╭─ DATA PROVIDED
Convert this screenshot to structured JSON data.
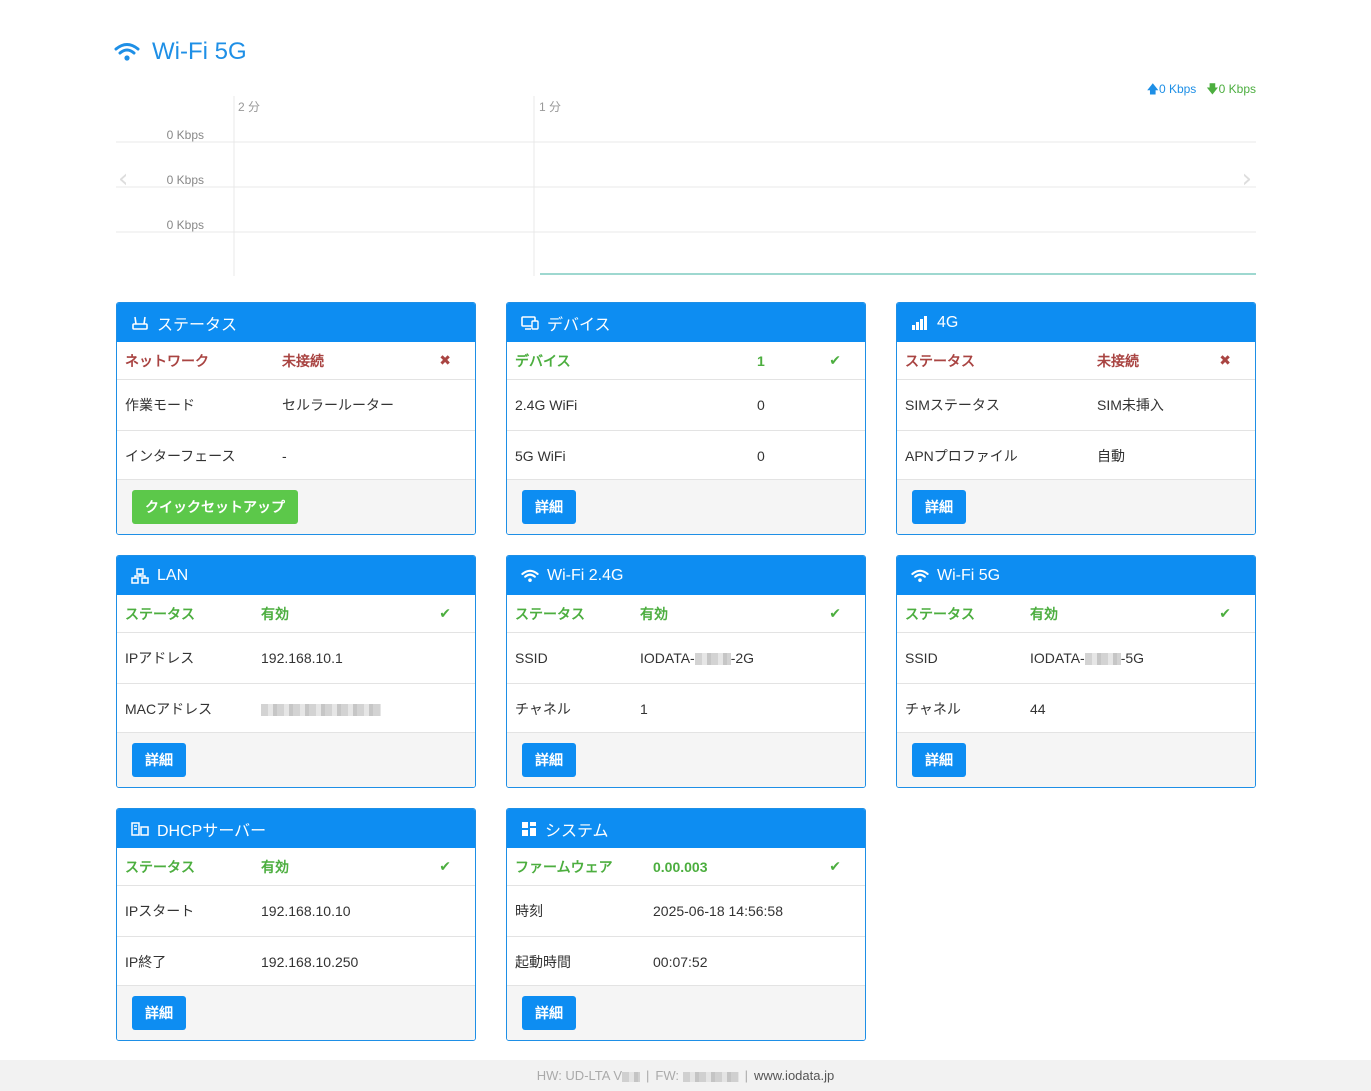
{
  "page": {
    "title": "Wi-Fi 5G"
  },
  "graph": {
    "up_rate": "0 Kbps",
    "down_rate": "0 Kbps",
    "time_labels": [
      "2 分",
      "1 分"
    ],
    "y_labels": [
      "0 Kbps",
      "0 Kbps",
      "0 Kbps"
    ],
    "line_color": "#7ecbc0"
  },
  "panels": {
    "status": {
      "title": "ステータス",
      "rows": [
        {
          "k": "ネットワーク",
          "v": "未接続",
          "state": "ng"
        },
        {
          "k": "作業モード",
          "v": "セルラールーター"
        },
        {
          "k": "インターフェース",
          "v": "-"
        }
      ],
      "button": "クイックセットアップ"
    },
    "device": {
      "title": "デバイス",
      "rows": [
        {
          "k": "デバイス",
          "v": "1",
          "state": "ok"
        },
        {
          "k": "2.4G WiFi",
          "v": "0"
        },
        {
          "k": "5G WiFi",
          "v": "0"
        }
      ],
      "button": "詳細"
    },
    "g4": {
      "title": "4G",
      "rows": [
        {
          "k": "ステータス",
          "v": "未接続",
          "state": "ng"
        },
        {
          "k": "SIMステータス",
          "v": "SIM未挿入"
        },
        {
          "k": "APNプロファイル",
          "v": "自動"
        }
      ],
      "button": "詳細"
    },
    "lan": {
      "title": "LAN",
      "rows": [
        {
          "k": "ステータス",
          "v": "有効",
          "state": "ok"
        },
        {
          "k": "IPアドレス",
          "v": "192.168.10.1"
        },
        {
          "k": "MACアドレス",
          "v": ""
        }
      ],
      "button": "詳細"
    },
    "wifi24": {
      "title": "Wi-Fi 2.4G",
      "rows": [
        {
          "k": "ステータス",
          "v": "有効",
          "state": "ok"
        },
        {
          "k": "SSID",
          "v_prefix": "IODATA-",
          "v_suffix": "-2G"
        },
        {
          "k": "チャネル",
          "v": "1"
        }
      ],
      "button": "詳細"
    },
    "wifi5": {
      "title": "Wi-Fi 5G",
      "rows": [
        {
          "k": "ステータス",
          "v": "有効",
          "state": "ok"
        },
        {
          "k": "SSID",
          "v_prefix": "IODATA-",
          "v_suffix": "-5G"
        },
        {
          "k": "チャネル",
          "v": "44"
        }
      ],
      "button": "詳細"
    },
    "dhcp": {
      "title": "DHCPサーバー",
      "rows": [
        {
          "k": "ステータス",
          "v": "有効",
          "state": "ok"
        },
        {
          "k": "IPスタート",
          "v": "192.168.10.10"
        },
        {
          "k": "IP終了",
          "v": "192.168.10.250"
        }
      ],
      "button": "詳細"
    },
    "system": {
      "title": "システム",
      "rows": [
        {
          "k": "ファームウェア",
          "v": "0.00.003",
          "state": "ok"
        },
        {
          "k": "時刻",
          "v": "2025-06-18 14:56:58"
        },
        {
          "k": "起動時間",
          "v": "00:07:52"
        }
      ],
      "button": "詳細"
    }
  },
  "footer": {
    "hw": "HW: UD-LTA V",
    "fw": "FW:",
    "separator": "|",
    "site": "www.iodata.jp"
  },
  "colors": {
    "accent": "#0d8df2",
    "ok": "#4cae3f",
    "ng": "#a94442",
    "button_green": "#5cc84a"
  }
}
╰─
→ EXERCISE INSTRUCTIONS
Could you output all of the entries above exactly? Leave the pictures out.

→ ANSWER TO THE PROBLEM
Convert this screenshot to structured JSON data.
{
  "page": {
    "title": "Wi-Fi 5G"
  },
  "graph": {
    "up_rate": "0 Kbps",
    "down_rate": "0 Kbps",
    "time_labels": [
      "2 分",
      "1 分"
    ],
    "y_labels": [
      "0 Kbps",
      "0 Kbps",
      "0 Kbps"
    ],
    "line_color": "#7ecbc0"
  },
  "panels": {
    "status": {
      "title": "ステータス",
      "rows": [
        {
          "k": "ネットワーク",
          "v": "未接続",
          "state": "ng"
        },
        {
          "k": "作業モード",
          "v": "セルラールーター"
        },
        {
          "k": "インターフェース",
          "v": "-"
        }
      ],
      "button": "クイックセットアップ"
    },
    "device": {
      "title": "デバイス",
      "rows": [
        {
          "k": "デバイス",
          "v": "1",
          "state": "ok"
        },
        {
          "k": "2.4G WiFi",
          "v": "0"
        },
        {
          "k": "5G WiFi",
          "v": "0"
        }
      ],
      "button": "詳細"
    },
    "g4": {
      "title": "4G",
      "rows": [
        {
          "k": "ステータス",
          "v": "未接続",
          "state": "ng"
        },
        {
          "k": "SIMステータス",
          "v": "SIM未挿入"
        },
        {
          "k": "APNプロファイル",
          "v": "自動"
        }
      ],
      "button": "詳細"
    },
    "lan": {
      "title": "LAN",
      "rows": [
        {
          "k": "ステータス",
          "v": "有効",
          "state": "ok"
        },
        {
          "k": "IPアドレス",
          "v": "192.168.10.1"
        },
        {
          "k": "MACアドレス",
          "v": ""
        }
      ],
      "button": "詳細"
    },
    "wifi24": {
      "title": "Wi-Fi 2.4G",
      "rows": [
        {
          "k": "ステータス",
          "v": "有効",
          "state": "ok"
        },
        {
          "k": "SSID",
          "v_prefix": "IODATA-",
          "v_suffix": "-2G"
        },
        {
          "k": "チャネル",
          "v": "1"
        }
      ],
      "button": "詳細"
    },
    "wifi5": {
      "title": "Wi-Fi 5G",
      "rows": [
        {
          "k": "ステータス",
          "v": "有効",
          "state": "ok"
        },
        {
          "k": "SSID",
          "v_prefix": "IODATA-",
          "v_suffix": "-5G"
        },
        {
          "k": "チャネル",
          "v": "44"
        }
      ],
      "button": "詳細"
    },
    "dhcp": {
      "title": "DHCPサーバー",
      "rows": [
        {
          "k": "ステータス",
          "v": "有効",
          "state": "ok"
        },
        {
          "k": "IPスタート",
          "v": "192.168.10.10"
        },
        {
          "k": "IP終了",
          "v": "192.168.10.250"
        }
      ],
      "button": "詳細"
    },
    "system": {
      "title": "システム",
      "rows": [
        {
          "k": "ファームウェア",
          "v": "0.00.003",
          "state": "ok"
        },
        {
          "k": "時刻",
          "v": "2025-06-18 14:56:58"
        },
        {
          "k": "起動時間",
          "v": "00:07:52"
        }
      ],
      "button": "詳細"
    }
  },
  "footer": {
    "hw": "HW: UD-LTA V",
    "fw": "FW:",
    "separator": "|",
    "site": "www.iodata.jp"
  },
  "colors": {
    "accent": "#0d8df2",
    "ok": "#4cae3f",
    "ng": "#a94442",
    "button_green": "#5cc84a"
  }
}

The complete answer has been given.